Description HydroFrame Summer School on Radioactive Waste Disposal 
Form Of Engagement Activity Participation in an activity, workshop or similar
Part Of Official Scheme? No
Geographic Reach National
Primary Audience Postgraduate students
Results and Impact The HydroFrame Summer School on Radioactive Waste Disposal took place from 8-12 August 2016. The first three days, in London, included talks by UK and international experts, presentations by HydroFrame researchers, a poster session open to all RATE researchers, and computer workshops in geochemical modelling, groundwater flow and transport modelling, and discrete fracture geomechanics. The highlight of the school was a field trip to the Grimsel Underground Rock Laboratory in Switzerland. The school was attended by over thirty PhD students and researchers from twelve UK universities.
Year(s) Of Engagement Activity 2016
 
Description Nature Live presentation 
Form Of Engagement Activity A talk or presentation
Part Of Official Scheme? No
Geographic Reach National
Primary Audience Public/other audiences
Results and Impact Two researchers (DW and RT) gave a Nature Live presentation at the Natural History Museum, entitled "Managing Radioactive Waste Safely", on 24 February 2017. The presentation sparked numerous questions from the forty audience members, and discussion afterwards.
Year(s) Of Engagement Activity 2017
URL http://www.nhm.ac.uk/events/managing-radioactive-waste-safely.html
 
Description Presentation by JP Latham at the 16th MIR Conference in Mechanics and Engineering in Rock, Torino, Italy, 16-17 February 2017. 
Form Of Engagement Activity A talk or presentation
Part Of Official Scheme? No
Geographic Reach International
Primary Audience Professional Practitioners
Results and Impact John-Paul Latham gave a talk entitled "Modelling hydro-geomechanical behaviour of fractured and fracturing rock masses: application to tunnel excavation-induced damage" at the 16th MIR Conference in Mechanics and Engineering in Rock, Torino, Italy, 16-17 February 2017.
Year(s) Of Engagement Activity 2017
URL http://www.symposium.it/eventi/2017/16-ciclo-di-conferenze-di-meccanica-ed-ingegneria-delle-rocce
 
Description Presentation by JP Latham at the Swedish National Geosphere Laboratory's Underground Space Challenge Conference in Kalmar, Sweden on 11-12 October 2016. 
Form Of Engagement Activity A talk or presentation
Part Of Official Scheme? No
Geographic Reach International
Primary Audience Professional Practitioners
Results and Impact John-Paul Latham gave an invited talk entitled "Application of FEMDEM models to the hydro-geomechanical behaviour of fractured and fragmented rocks including effects of fracture propagation and large rock displacement" at the Swedish National Geosphere Laboratory's Underground Space Challenge Conference in Kalmar, Sweden on 11-12 October 2016.

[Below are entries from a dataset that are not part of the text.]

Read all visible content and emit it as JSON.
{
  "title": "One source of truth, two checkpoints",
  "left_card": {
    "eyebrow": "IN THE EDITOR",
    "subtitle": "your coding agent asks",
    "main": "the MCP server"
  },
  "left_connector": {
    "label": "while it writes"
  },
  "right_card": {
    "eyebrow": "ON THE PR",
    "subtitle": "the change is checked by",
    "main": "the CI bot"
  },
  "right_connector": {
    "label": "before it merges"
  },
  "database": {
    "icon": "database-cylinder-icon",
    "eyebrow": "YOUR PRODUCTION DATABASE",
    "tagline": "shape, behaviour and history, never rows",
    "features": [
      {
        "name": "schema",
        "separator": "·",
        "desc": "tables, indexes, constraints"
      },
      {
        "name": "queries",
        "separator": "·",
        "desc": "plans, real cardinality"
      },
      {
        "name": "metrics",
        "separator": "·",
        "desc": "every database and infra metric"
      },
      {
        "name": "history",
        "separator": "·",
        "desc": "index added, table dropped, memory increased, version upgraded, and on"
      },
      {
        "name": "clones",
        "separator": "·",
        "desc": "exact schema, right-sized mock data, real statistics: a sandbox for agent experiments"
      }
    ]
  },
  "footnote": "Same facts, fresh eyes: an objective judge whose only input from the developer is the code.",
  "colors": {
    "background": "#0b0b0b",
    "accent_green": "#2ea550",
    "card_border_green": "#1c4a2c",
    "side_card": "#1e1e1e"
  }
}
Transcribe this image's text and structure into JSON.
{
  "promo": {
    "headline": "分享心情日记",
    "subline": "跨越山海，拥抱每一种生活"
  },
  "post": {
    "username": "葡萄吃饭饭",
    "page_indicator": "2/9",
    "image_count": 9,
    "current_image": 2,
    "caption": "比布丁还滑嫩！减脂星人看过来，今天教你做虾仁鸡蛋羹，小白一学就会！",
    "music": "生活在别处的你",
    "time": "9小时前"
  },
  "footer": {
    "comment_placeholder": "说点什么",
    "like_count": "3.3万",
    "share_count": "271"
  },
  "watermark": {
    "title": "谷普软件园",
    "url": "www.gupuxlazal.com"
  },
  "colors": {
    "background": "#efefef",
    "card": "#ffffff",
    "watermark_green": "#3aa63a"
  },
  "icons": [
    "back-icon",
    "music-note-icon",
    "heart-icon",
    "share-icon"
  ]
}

Year(s) Of Engagement Activity 2016
URL http://www.novaoskarshamn.se/en/Conferences-and-seminars/2016-NGL-Annual-Science-Meeting.aspx
 
Description Presentation by Robin Thomas at the 2016 Fall Annual Meeting of the American Geophysical Union, San Francisco, 15 December 2016 
Form Of Engagement Activity A talk or presentation
Part Of Official Scheme? No
Geographic Reach International
Primary Audience Professional Practitioners
Results and Impact Robin Thomas presented a poster entitled "Permeability of three-dimensional rock masses containing geomechanically grown anisotropic fracture networks" at the 2016 AGU Fall Meeting in San Francisco on 15 December 2016. The poster was well attended, and generated much discussion, including plans by researchers from MIT to visit Imperial College and initiate collaboration on fractured rock modelling.
Year(s) Of Engagement Activity 2016
URL https://agu.confex.com/agu/fm16/mediafile/Handout/Paper134321/AGU%20Robin%20N%20Thomas%20H51C-0825.p...